And a new feature will allow them to communicate directly with the administrator and facility staff. It’s a tool almost exclusively used by primary and acute care providers.
“We’re light years ahead of others, and we’ve had good adoption and it’s a great tool for our partners, as well to utilize and stay in touch with the organization,” Pruitt said.
Another COVID-inspired addition is PruittHealth’s own lab service. The first lab launched when nursing homes couldn’t get tests back quickly enough. Now about 60% of the company’s facilities are using Pruitt labs, with plans to move the rest into the system shortly.
As with its consulting arm, PruittHealth will then make those services available to non-Pruitt customers, creating an additional revenue stream. But already the lab is speeding up results and helping clinical teams reduce administrative time with results that feed directly into the EHR and help improve diagnoses and care quality.

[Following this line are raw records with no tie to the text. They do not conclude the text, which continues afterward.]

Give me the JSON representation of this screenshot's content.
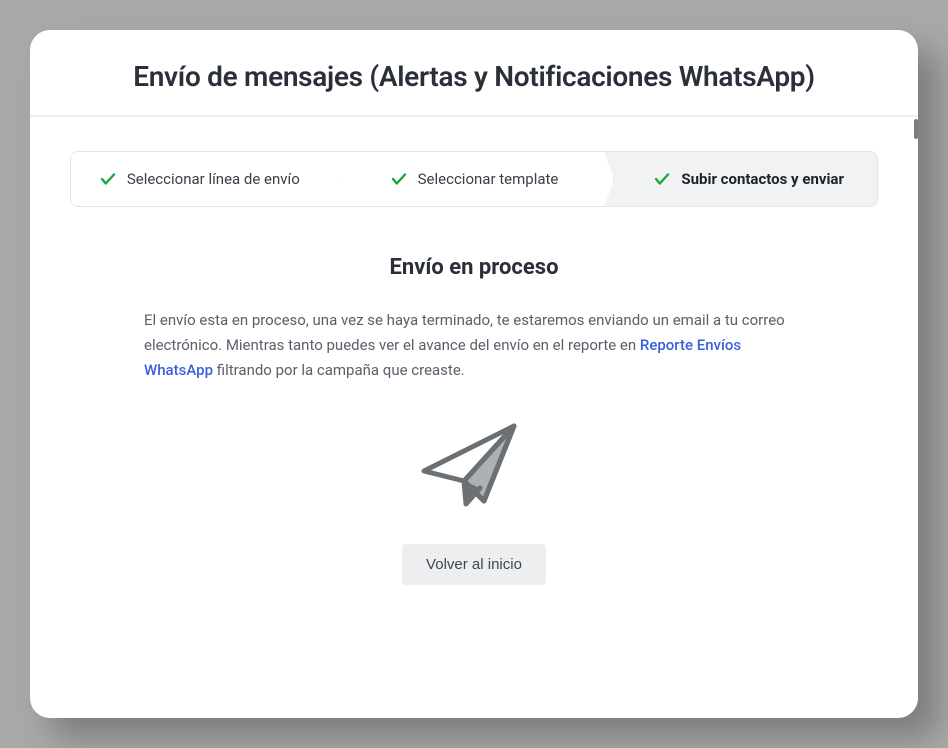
{
  "header": {
    "title": "Envío de mensajes (Alertas y Notificaciones WhatsApp)"
  },
  "steps": [
    {
      "label": "Seleccionar línea de envío",
      "done": true,
      "active": false
    },
    {
      "label": "Seleccionar template",
      "done": true,
      "active": false
    },
    {
      "label": "Subir contactos y enviar",
      "done": true,
      "active": true
    }
  ],
  "status": {
    "title": "Envío en proceso",
    "desc_pre": "El envío esta en proceso, una vez se haya terminado, te estaremos enviando un email a tu correo electrónico. Mientras tanto puedes ver el avance del envío en el reporte en ",
    "link_text": "Reporte Envíos WhatsApp",
    "desc_post": " filtrando por la campaña que creaste."
  },
  "actions": {
    "back_label": "Volver al inicio"
  },
  "colors": {
    "check_green": "#1fa53a",
    "icon_gray": "#6b7075"
  }
}
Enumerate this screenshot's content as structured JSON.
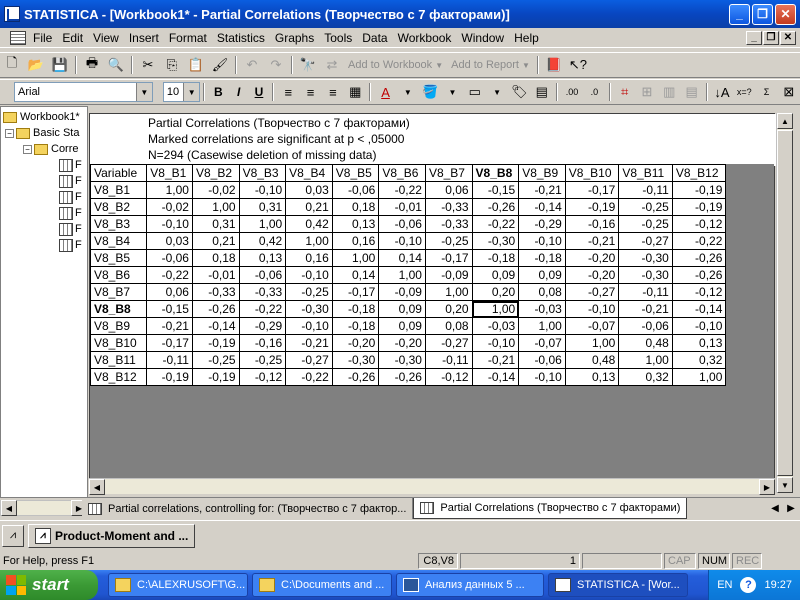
{
  "window": {
    "title": "STATISTICA - [Workbook1* - Partial Correlations (Творчество с 7 факторами)]",
    "controls": [
      "_",
      "❐",
      "✕"
    ]
  },
  "menubar": {
    "items": [
      "File",
      "Edit",
      "View",
      "Insert",
      "Format",
      "Statistics",
      "Graphs",
      "Tools",
      "Data",
      "Workbook",
      "Window",
      "Help"
    ],
    "mdi_controls": [
      "_",
      "❐",
      "✕"
    ]
  },
  "toolbar1": {
    "add_to_workbook": "Add to Workbook",
    "add_to_report": "Add to Report"
  },
  "toolbar2": {
    "font": "Arial",
    "size": "10",
    "bold": "B",
    "italic": "I",
    "underline": "U"
  },
  "tree": {
    "nodes": [
      {
        "label": "Workbook1*",
        "level": 0
      },
      {
        "label": "Basic Sta",
        "level": 1
      },
      {
        "label": "Corre",
        "level": 2
      },
      {
        "label": "F",
        "level": 3
      },
      {
        "label": "F",
        "level": 3
      },
      {
        "label": "F",
        "level": 3
      },
      {
        "label": "F",
        "level": 3
      },
      {
        "label": "F",
        "level": 3
      },
      {
        "label": "F",
        "level": 3
      }
    ]
  },
  "sheet": {
    "header_lines": [
      "Partial Correlations (Творчество с 7 факторами)",
      "Marked correlations are significant at p < ,05000",
      "N=294 (Casewise deletion of missing data)"
    ],
    "variable_header": "Variable",
    "columns": [
      "V8_B1",
      "V8_B2",
      "V8_B3",
      "V8_B4",
      "V8_B5",
      "V8_B6",
      "V8_B7",
      "V8_B8",
      "V8_B9",
      "V8_B10",
      "V8_B11",
      "V8_B12"
    ],
    "bold_column": "V8_B8",
    "rows": [
      {
        "name": "V8_B1",
        "values": [
          "1,00",
          "-0,02",
          "-0,10",
          "0,03",
          "-0,06",
          "-0,22",
          "0,06",
          "-0,15",
          "-0,21",
          "-0,17",
          "-0,11",
          "-0,19"
        ]
      },
      {
        "name": "V8_B2",
        "values": [
          "-0,02",
          "1,00",
          "0,31",
          "0,21",
          "0,18",
          "-0,01",
          "-0,33",
          "-0,26",
          "-0,14",
          "-0,19",
          "-0,25",
          "-0,19"
        ]
      },
      {
        "name": "V8_B3",
        "values": [
          "-0,10",
          "0,31",
          "1,00",
          "0,42",
          "0,13",
          "-0,06",
          "-0,33",
          "-0,22",
          "-0,29",
          "-0,16",
          "-0,25",
          "-0,12"
        ]
      },
      {
        "name": "V8_B4",
        "values": [
          "0,03",
          "0,21",
          "0,42",
          "1,00",
          "0,16",
          "-0,10",
          "-0,25",
          "-0,30",
          "-0,10",
          "-0,21",
          "-0,27",
          "-0,22"
        ]
      },
      {
        "name": "V8_B5",
        "values": [
          "-0,06",
          "0,18",
          "0,13",
          "0,16",
          "1,00",
          "0,14",
          "-0,17",
          "-0,18",
          "-0,18",
          "-0,20",
          "-0,30",
          "-0,26"
        ]
      },
      {
        "name": "V8_B6",
        "values": [
          "-0,22",
          "-0,01",
          "-0,06",
          "-0,10",
          "0,14",
          "1,00",
          "-0,09",
          "0,09",
          "0,09",
          "-0,20",
          "-0,30",
          "-0,26"
        ]
      },
      {
        "name": "V8_B7",
        "values": [
          "0,06",
          "-0,33",
          "-0,33",
          "-0,25",
          "-0,17",
          "-0,09",
          "1,00",
          "0,20",
          "0,08",
          "-0,27",
          "-0,11",
          "-0,12"
        ]
      },
      {
        "name": "V8_B8",
        "values": [
          "-0,15",
          "-0,26",
          "-0,22",
          "-0,30",
          "-0,18",
          "0,09",
          "0,20",
          "1,00",
          "-0,03",
          "-0,10",
          "-0,21",
          "-0,14"
        ]
      },
      {
        "name": "V8_B9",
        "values": [
          "-0,21",
          "-0,14",
          "-0,29",
          "-0,10",
          "-0,18",
          "0,09",
          "0,08",
          "-0,03",
          "1,00",
          "-0,07",
          "-0,06",
          "-0,10"
        ]
      },
      {
        "name": "V8_B10",
        "values": [
          "-0,17",
          "-0,19",
          "-0,16",
          "-0,21",
          "-0,20",
          "-0,20",
          "-0,27",
          "-0,10",
          "-0,07",
          "1,00",
          "0,48",
          "0,13"
        ]
      },
      {
        "name": "V8_B11",
        "values": [
          "-0,11",
          "-0,25",
          "-0,25",
          "-0,27",
          "-0,30",
          "-0,30",
          "-0,11",
          "-0,21",
          "-0,06",
          "0,48",
          "1,00",
          "0,32"
        ]
      },
      {
        "name": "V8_B12",
        "values": [
          "-0,19",
          "-0,19",
          "-0,12",
          "-0,22",
          "-0,26",
          "-0,26",
          "-0,12",
          "-0,14",
          "-0,10",
          "0,13",
          "0,32",
          "1,00"
        ]
      }
    ]
  },
  "sheet_tabs": [
    {
      "label": "Partial correlations, controlling for: (Творчество с 7 фактор...",
      "active": false
    },
    {
      "label": "Partial Correlations (Творчество с 7 факторами)",
      "active": true
    }
  ],
  "workbook_bar": {
    "item": "Product-Moment and ..."
  },
  "statusbar": {
    "help": "For Help, press F1",
    "cell": "C8,V8",
    "count": "1",
    "cap": "CAP",
    "num": "NUM",
    "rec": "REC"
  },
  "taskbar": {
    "start": "start",
    "tasks": [
      {
        "label": "C:\\ALEXRUSOFT\\G...",
        "icon": "folder"
      },
      {
        "label": "C:\\Documents and ...",
        "icon": "folder"
      },
      {
        "label": "Анализ данных 5 ...",
        "icon": "word"
      },
      {
        "label": "STATISTICA - [Wor...",
        "icon": "stat",
        "active": true
      }
    ],
    "lang": "EN",
    "time": "19:27"
  }
}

Next up: PruittHealth is continuing its efforts to further integrate with acute partners,
including operating some post-acute beds for acute care partners.
“Our theory of owning the whole spectrum allows us to be nimble and move quickly to meet our referral sources’ needs. I also think that as we’re seeing some of these inexperienced operators coming to the market, it really highlights our ability to shine in the quality arena. Not only were we able to keep their quality outcomes for our key care partners, we’re able to streamline the process and then maximize their outcomes to make sure they’re not ending up back in the hospital,” Pruitt said.
“So we’re very bullish on the sector. It’s still going to take some time to recover. We’re hoping that the government doesn’t hit us with too big a blow, and that we can continue the positive momentum with our partners.”